>>>>
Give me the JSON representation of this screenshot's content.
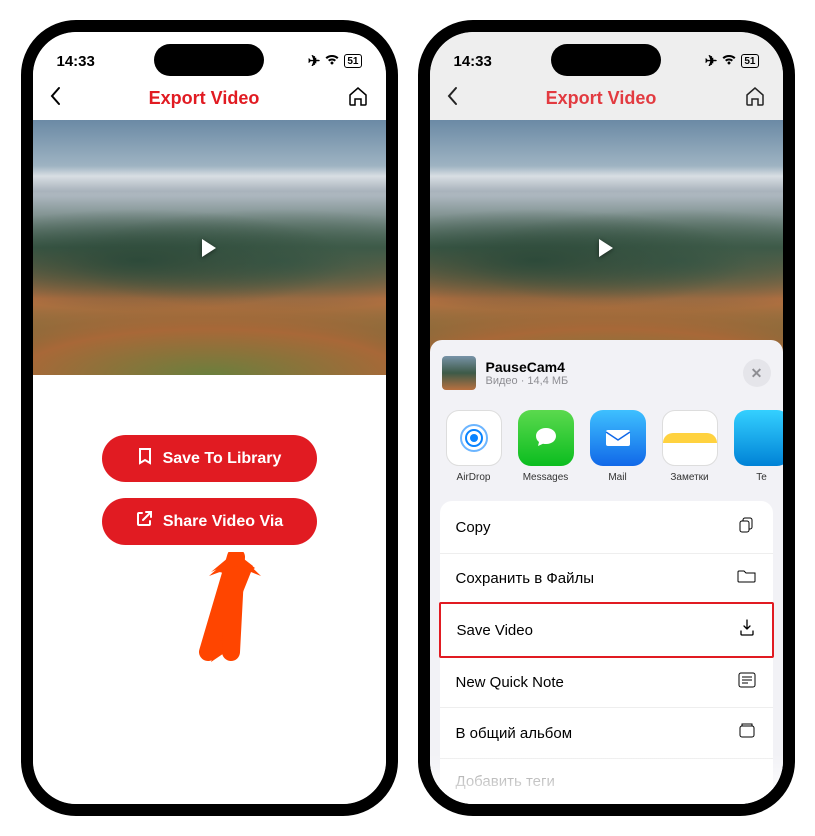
{
  "status": {
    "time": "14:33",
    "battery": "51"
  },
  "nav": {
    "title": "Export Video"
  },
  "buttons": {
    "save_library": "Save To Library",
    "share_via": "Share Video Via"
  },
  "sheet": {
    "file_name": "PauseCam4",
    "file_meta": "Видео · 14,4 МБ",
    "apps": [
      {
        "label": "AirDrop"
      },
      {
        "label": "Messages"
      },
      {
        "label": "Mail"
      },
      {
        "label": "Заметки"
      },
      {
        "label": "Te"
      }
    ],
    "actions": [
      {
        "label": "Copy",
        "icon": "copy-icon"
      },
      {
        "label": "Сохранить в Файлы",
        "icon": "folder-icon"
      },
      {
        "label": "Save Video",
        "icon": "download-icon",
        "highlighted": true
      },
      {
        "label": "New Quick Note",
        "icon": "note-icon"
      },
      {
        "label": "В общий альбом",
        "icon": "album-icon"
      },
      {
        "label": "Добавить теги",
        "icon": "tag-icon"
      }
    ]
  }
}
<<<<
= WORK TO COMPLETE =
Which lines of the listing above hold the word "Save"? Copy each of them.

= RESPONSE TO THIS EXERCISE =
    "save_library": "Save To Library",
        "label": "Save Video",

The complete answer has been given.